__Action item__:
Character for character, give back every line below.

*** The records

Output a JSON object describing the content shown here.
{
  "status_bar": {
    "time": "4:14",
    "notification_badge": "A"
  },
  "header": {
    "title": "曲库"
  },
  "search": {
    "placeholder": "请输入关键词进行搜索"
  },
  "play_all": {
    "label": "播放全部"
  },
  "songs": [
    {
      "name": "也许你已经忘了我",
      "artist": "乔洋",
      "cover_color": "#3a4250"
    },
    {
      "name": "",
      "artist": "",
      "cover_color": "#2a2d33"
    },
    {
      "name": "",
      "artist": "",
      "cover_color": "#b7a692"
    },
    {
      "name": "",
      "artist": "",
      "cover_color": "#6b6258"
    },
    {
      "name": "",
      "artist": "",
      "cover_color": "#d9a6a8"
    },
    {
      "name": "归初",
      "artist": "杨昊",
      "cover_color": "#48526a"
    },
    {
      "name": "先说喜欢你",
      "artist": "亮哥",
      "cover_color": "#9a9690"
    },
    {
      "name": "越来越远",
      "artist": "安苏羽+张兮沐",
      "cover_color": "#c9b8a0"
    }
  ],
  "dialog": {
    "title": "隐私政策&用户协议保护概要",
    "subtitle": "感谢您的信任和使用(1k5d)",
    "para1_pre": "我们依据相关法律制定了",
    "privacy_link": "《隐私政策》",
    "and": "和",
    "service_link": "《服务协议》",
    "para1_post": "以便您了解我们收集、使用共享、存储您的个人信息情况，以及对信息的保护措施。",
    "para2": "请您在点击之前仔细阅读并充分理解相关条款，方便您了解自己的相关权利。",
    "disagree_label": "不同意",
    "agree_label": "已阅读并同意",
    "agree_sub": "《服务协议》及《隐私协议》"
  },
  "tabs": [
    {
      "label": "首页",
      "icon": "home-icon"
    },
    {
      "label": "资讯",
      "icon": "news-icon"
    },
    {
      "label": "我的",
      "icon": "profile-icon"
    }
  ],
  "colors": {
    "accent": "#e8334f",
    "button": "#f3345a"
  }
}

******

__Exercise result__:
Output a JSON object describing the content shown here.
{
  "status_bar": {
    "time": "4:14",
    "notification_badge": "A"
  },
  "header": {
    "title": "曲库"
  },
  "search": {
    "placeholder": "请输入关键词进行搜索"
  },
  "play_all": {
    "label": "播放全部"
  },
  "songs": [
    {
      "name": "也许你已经忘了我",
      "artist": "乔洋",
      "cover_color": "#3a4250"
    },
    {
      "name": "",
      "artist": "",
      "cover_color": "#2a2d33"
    },
    {
      "name": "",
      "artist": "",
      "cover_color": "#b7a692"
    },
    {
      "name": "",
      "artist": "",
      "cover_color": "#6b6258"
    },
    {
      "name": "",
      "artist": "",
      "cover_color": "#d9a6a8"
    },
    {
      "name": "归初",
      "artist": "杨昊",
      "cover_color": "#48526a"
    },
    {
      "name": "先说喜欢你",
      "artist": "亮哥",
      "cover_color": "#9a9690"
    },
    {
      "name": "越来越远",
      "artist": "安苏羽+张兮沐",
      "cover_color": "#c9b8a0"
    }
  ],
  "dialog": {
    "title": "隐私政策&用户协议保护概要",
    "subtitle": "感谢您的信任和使用(1k5d)",
    "para1_pre": "我们依据相关法律制定了",
    "privacy_link": "《隐私政策》",
    "and": "和",
    "service_link": "《服务协议》",
    "para1_post": "以便您了解我们收集、使用共享、存储您的个人信息情况，以及对信息的保护措施。",
    "para2": "请您在点击之前仔细阅读并充分理解相关条款，方便您了解自己的相关权利。",
    "disagree_label": "不同意",
    "agree_label": "已阅读并同意",
    "agree_sub": "《服务协议》及《隐私协议》"
  },
  "tabs": [
    {
      "label": "首页",
      "icon": "home-icon"
    },
    {
      "label": "资讯",
      "icon": "news-icon"
    },
    {
      "label": "我的",
      "icon": "profile-icon"
    }
  ],
  "colors": {
    "accent": "#e8334f",
    "button": "#f3345a"
  }
}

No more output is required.